SAN SABA, Texas (KTAB/KRBC) – San Saba’s football stadium is full of history and not just because of the memories made via the Friday night lights, but because the stadium once served as the town’s cemetery.

Since 1856, this lot of land has belong to the Rogan family. This football field was once a graveyard for civil war soldiers and early settlers up until 1878, when commissioners court stopped all new burials. In 1935, SSISD was donated this land from the Rogan family. In that same year, the city set to remove all bodies, monuments, tombs, grave markers, shrubs and trees.

But according to Ronnie Shulze, San Saba HS Football coach, some of these bodies were not removed due to not having family members to claim. Most of these people now rest in city cemetery. Shulze learned this from a past friend named James.

“He said that he remembers the bulldozers coming in to clear the land, and a few of the bodies remains didn’t get claimed so they just bulldozed the tombstones in and left them there… there wasn’t many,” Shulze recalled.

Before the land was cleared, the city had reached out to the families of 18-25 gravestones and asked for them to relocate the bodies.

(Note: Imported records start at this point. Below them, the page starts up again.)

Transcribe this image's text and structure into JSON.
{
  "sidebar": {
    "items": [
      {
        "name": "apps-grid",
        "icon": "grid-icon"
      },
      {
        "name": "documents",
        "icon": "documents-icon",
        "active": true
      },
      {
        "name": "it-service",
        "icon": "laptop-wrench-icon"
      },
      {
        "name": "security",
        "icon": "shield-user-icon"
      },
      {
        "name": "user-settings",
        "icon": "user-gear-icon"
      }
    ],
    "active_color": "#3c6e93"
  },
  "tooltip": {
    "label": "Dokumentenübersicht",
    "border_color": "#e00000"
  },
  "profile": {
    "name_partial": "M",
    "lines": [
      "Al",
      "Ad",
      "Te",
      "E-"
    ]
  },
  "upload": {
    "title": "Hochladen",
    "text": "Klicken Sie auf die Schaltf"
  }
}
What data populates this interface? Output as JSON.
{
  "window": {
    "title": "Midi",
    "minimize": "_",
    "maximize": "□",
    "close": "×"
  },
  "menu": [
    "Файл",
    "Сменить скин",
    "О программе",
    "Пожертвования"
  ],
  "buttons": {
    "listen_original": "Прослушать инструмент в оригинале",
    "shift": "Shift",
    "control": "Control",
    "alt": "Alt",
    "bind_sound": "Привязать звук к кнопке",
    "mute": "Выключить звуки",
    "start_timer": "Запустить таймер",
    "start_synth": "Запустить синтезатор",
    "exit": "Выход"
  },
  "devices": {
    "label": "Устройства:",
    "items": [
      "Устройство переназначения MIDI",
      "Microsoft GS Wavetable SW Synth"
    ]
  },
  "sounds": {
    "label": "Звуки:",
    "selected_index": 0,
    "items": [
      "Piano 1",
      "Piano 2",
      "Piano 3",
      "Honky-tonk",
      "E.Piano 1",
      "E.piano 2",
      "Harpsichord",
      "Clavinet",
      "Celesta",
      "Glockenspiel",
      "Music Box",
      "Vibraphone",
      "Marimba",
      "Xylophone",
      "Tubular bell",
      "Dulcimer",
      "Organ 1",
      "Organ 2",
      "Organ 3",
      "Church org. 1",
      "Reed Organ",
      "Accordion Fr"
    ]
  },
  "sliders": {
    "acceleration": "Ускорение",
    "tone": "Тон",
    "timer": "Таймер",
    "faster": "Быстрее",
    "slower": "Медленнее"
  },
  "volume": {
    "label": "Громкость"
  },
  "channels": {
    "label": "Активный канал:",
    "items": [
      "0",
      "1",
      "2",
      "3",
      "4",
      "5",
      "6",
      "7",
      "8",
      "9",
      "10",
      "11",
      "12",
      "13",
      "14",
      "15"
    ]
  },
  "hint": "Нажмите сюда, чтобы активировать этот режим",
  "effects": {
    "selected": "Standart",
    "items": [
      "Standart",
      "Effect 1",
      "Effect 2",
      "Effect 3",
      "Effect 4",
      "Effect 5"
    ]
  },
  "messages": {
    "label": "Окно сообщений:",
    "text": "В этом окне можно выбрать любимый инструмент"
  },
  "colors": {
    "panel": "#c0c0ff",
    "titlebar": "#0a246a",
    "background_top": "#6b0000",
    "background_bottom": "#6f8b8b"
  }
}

Not everyone claimed these markers and it is unknown how many remain today.

Jake Lackey, San Saba resident, said the school use to use the fairgrounds as a stadium before the school got the land. There was controversy on whether the graveyard should be used as a stadium in 1935, but the Rogan family wrote a letter telling the community that since citizens did not keep the area cleaned up, they should allow SSISD to have the land and look after it.

“Well, you can’t help it, kinda have that feeling, especially if your on the graveyard and on Halloween or Friday the 13th… Knowing that there’s actually remains of San Saba City citizens under us, were the only ones that can say we built our football stadium on a legitimate graveyard,” said Lackey.

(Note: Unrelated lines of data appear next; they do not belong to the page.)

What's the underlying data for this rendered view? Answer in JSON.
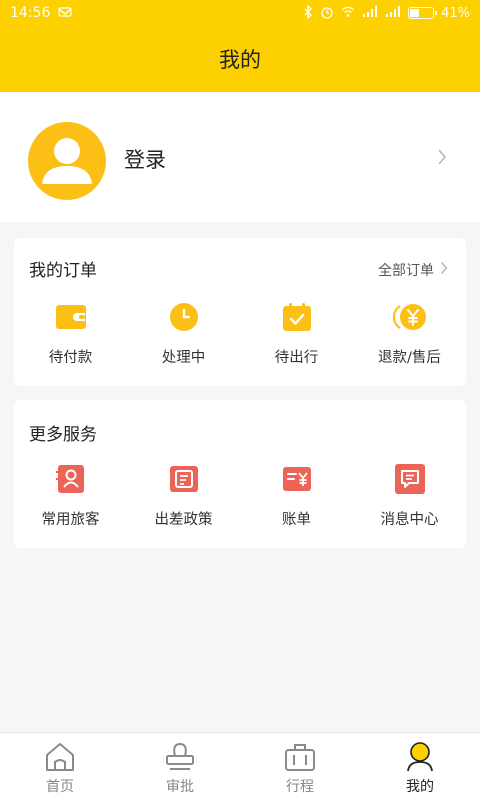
{
  "status_bar": {
    "time": "14:56",
    "battery": "41%"
  },
  "header": {
    "title": "我的"
  },
  "profile": {
    "login_label": "登录"
  },
  "orders": {
    "title": "我的订单",
    "all_label": "全部订单",
    "items": [
      {
        "label": "待付款",
        "icon": "wallet-icon"
      },
      {
        "label": "处理中",
        "icon": "clock-icon"
      },
      {
        "label": "待出行",
        "icon": "calendar-check-icon"
      },
      {
        "label": "退款/售后",
        "icon": "refund-icon"
      }
    ]
  },
  "services": {
    "title": "更多服务",
    "items": [
      {
        "label": "常用旅客",
        "icon": "traveler-icon"
      },
      {
        "label": "出差政策",
        "icon": "policy-icon"
      },
      {
        "label": "账单",
        "icon": "bill-icon"
      },
      {
        "label": "消息中心",
        "icon": "message-icon"
      }
    ]
  },
  "tabbar": {
    "items": [
      {
        "label": "首页",
        "icon": "home-icon"
      },
      {
        "label": "审批",
        "icon": "approval-icon"
      },
      {
        "label": "行程",
        "icon": "suitcase-icon"
      },
      {
        "label": "我的",
        "icon": "user-icon",
        "active": true
      }
    ]
  },
  "colors": {
    "brand_yellow": "#fdd000",
    "order_icon": "#fbbf16",
    "service_icon": "#ec6457",
    "active_tab_icon": "#fdd000"
  }
}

Today, many citizens have called the stadium ‘The Graveyard’ and have hung up signs. Many stories have spread about this unique place, although it is hard to tell which ones are facts and which ones are myths.